● What is needed
Count lines, not occurrences: report how many lines in the records hold the string "title", and nothing else.

********************

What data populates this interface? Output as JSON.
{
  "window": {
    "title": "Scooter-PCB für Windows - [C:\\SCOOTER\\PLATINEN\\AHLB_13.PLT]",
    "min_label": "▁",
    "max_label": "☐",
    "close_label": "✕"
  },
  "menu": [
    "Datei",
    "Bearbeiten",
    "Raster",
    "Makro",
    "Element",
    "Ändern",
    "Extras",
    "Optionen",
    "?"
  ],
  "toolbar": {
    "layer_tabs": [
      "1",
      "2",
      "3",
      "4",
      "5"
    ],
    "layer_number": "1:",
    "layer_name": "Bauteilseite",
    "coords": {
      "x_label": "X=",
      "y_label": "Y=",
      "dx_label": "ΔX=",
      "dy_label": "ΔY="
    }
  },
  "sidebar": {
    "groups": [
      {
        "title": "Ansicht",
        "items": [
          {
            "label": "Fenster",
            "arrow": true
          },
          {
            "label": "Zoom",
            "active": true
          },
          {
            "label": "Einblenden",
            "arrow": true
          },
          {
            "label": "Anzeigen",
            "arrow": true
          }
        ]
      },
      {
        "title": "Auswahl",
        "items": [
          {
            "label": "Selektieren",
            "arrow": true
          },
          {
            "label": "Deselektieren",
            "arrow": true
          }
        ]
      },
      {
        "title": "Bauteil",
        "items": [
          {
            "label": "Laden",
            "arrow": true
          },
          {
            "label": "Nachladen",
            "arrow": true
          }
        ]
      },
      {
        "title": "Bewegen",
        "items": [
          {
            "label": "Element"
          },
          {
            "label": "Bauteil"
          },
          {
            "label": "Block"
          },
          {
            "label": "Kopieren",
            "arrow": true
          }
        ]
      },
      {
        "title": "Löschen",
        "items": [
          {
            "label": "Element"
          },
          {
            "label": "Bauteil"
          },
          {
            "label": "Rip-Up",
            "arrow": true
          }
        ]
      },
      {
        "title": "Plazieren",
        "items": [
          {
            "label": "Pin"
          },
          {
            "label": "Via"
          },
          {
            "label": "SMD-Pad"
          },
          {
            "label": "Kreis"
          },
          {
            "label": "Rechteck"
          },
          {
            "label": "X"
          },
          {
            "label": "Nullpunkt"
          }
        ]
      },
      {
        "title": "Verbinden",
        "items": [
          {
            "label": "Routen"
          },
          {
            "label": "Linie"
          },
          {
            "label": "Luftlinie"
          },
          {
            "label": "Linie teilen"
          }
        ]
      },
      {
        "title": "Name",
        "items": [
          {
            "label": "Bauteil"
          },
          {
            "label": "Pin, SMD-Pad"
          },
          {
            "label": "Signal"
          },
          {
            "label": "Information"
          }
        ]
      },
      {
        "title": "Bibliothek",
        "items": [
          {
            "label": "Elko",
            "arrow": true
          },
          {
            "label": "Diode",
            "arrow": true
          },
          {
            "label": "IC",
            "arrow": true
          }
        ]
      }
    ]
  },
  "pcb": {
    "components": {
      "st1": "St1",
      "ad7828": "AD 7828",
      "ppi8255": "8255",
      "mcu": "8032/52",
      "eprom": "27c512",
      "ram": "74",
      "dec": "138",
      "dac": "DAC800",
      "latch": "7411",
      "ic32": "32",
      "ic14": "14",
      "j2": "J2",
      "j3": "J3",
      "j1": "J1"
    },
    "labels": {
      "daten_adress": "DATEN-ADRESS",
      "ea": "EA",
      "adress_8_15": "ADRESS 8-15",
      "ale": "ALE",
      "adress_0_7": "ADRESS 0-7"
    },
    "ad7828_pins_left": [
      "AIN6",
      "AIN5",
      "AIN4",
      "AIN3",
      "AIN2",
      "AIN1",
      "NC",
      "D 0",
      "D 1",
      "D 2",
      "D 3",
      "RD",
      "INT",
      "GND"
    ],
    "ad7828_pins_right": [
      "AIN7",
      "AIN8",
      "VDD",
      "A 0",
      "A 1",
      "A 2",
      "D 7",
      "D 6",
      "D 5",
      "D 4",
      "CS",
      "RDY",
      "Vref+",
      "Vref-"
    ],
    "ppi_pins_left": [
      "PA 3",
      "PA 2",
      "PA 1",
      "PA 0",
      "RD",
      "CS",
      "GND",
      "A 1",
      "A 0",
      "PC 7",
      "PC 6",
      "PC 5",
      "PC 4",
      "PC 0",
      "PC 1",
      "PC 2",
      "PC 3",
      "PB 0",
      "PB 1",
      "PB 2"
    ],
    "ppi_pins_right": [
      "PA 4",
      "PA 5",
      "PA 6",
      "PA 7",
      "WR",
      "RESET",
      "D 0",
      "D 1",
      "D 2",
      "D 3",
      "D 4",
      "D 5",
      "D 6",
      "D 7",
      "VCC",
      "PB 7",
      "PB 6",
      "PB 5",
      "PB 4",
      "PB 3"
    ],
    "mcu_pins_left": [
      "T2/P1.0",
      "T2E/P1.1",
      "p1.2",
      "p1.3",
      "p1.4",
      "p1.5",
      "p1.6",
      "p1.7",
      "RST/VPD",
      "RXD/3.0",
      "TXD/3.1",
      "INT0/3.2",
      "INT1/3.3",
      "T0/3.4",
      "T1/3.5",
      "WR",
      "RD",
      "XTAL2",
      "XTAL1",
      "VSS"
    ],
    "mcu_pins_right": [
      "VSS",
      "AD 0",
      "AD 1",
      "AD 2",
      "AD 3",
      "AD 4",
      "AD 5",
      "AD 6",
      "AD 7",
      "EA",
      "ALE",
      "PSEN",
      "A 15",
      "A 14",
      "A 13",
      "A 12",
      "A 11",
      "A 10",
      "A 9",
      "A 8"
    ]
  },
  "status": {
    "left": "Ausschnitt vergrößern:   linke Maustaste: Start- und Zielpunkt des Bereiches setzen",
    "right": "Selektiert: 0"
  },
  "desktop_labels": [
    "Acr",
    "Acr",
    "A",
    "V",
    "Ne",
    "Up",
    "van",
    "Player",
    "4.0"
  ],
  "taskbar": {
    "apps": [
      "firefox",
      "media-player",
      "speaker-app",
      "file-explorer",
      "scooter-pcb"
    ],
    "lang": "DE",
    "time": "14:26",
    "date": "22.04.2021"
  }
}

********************

● Completed task
10